With regard to outside letters for faculty with extension appointments, external evaluation letters from clients may be included, but the total number of client evaluation letters must be less than 50% of the total number of evaluation letters. So, if the candidate has five or six letters from external evaluators, only two may be from clients.
The Faculty member involved will be expected to have all of their documentation in place by September 15. The RPT review committee meetings will take place between September 15 and October 20, and will be scheduled by the Department Head. The Head will assign two of the senior faculty to develop the written assessment from the Department’s RPT Committee for each candidate, and will inform the RPT Committee members of their assignment. One of the two will be assigned as Chair for each candidate, and the Chair will be expected to write the final document in consultation with the other member, which must include a listing of the eligible RPT faculty members present and who were involved in the review discussions. The vote will be by paper ballot, and will be counted by the Chair and reported to the committee, the Head and the candidate. Faculty who are out of the state or out of the country at the time of the candidate’s review may either abstain, or they may vote by providing their written comments and vote to the candidate’s RPT Review Chair. Since the Department of Poultry Science’s RPT Committee reviews all non-tenured faculty annually, all RPT Committee members have plenty of opportunities other than at the final review meeting to be well aware of the progress or lack of progress of all non-tenured faculty, and therefore, to provide feedback and know whether or not the individual is meeting expectations. Thus, all faculty members are expected to vote regardless of whether they can be at the candidate’s review meeting.
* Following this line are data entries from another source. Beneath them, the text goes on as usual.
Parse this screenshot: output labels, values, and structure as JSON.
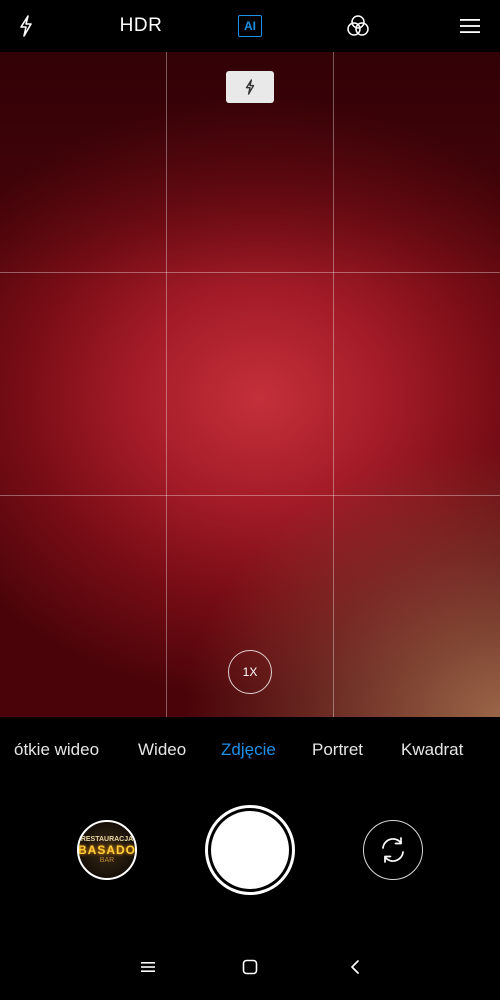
{
  "topbar": {
    "flash_icon": "lightning-icon",
    "hdr_label": "HDR",
    "ai_label": "AI",
    "filters_icon": "filters-icon",
    "menu_icon": "hamburger-menu-icon",
    "ai_color": "#1e8fe6"
  },
  "viewfinder": {
    "flash_indicator_icon": "lightning-icon",
    "zoom_label": "1X"
  },
  "modes": {
    "items": [
      {
        "label": "ótkie wideo"
      },
      {
        "label": "Wideo"
      },
      {
        "label": "Zdjęcie"
      },
      {
        "label": "Portret"
      },
      {
        "label": "Kwadrat"
      }
    ],
    "active_index": 2,
    "active_color": "#1e8fe6"
  },
  "gallery_thumbnail": {
    "line1": "RESTAURACJA",
    "line2": "BASADO",
    "line3": "BAR"
  },
  "controls": {
    "shutter_icon": "shutter-icon",
    "switch_camera_icon": "switch-camera-icon"
  },
  "navbar": {
    "recents_icon": "recents-icon",
    "home_icon": "home-icon",
    "back_icon": "back-icon"
  }
}
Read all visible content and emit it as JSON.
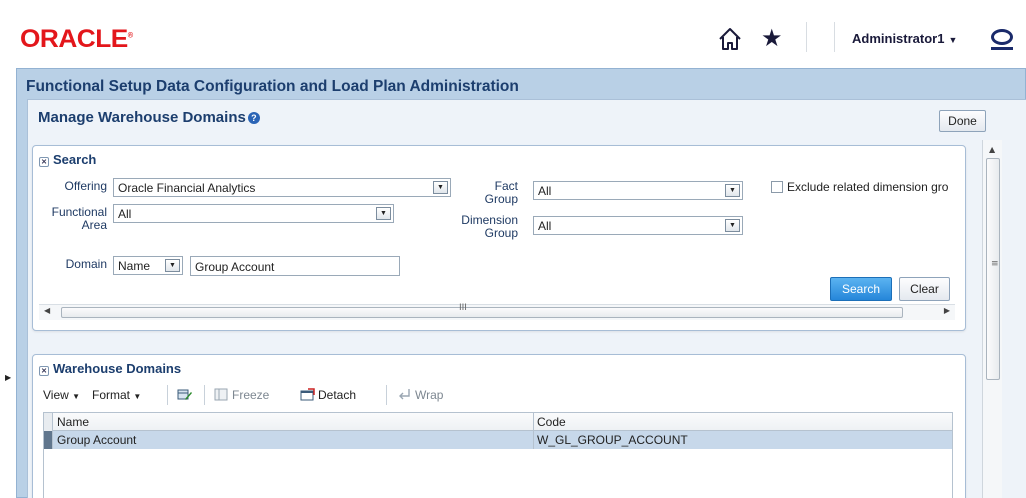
{
  "header": {
    "logo": "ORACLE",
    "logo_mark": "®",
    "user": "Administrator1",
    "icons": [
      "home-icon",
      "star-icon",
      "caret-down-icon",
      "oracle-ring-icon"
    ]
  },
  "app": {
    "title": "Functional Setup Data Configuration and Load Plan Administration"
  },
  "page": {
    "title": "Manage Warehouse Domains",
    "help": "?",
    "done_label": "Done",
    "done_mnemonic": "o"
  },
  "search": {
    "heading": "Search",
    "offering_label": "Offering",
    "offering_value": "Oracle Financial Analytics",
    "functional_area_label_1": "Functional",
    "functional_area_label_2": "Area",
    "functional_area_value": "All",
    "fact_group_label_1": "Fact",
    "fact_group_label_2": "Group",
    "fact_group_value": "All",
    "dimension_group_label_1": "Dimension",
    "dimension_group_label_2": "Group",
    "dimension_group_value": "All",
    "exclude_label": "Exclude related dimension gro",
    "exclude_checked": false,
    "domain_label": "Domain",
    "domain_operator": "Name",
    "domain_value": "Group Account",
    "search_button": "Search",
    "clear_button": "Clear",
    "hscroll_grip": "III"
  },
  "domains": {
    "heading": "Warehouse Domains",
    "toolbar": {
      "view": "View",
      "format": "Format",
      "freeze": "Freeze",
      "detach": "Detach",
      "wrap": "Wrap"
    },
    "columns": [
      "Name",
      "Code"
    ],
    "rows": [
      {
        "name": "Group Account",
        "code": "W_GL_GROUP_ACCOUNT"
      }
    ]
  },
  "colors": {
    "brand_red": "#e3161b",
    "title_navy": "#1c3e6e",
    "primary_button": "#2586d9",
    "selected_row": "#c7d8ea"
  }
}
The Department Head will participate in each candidate’s review discussion, but will not vote. He/she will provide his/her vote via the Department Head’s assessment in the dossier and recommendation on the cover form that goes forward with the review.
The candidate will be informed of the progress of the review as outlined in the University policy.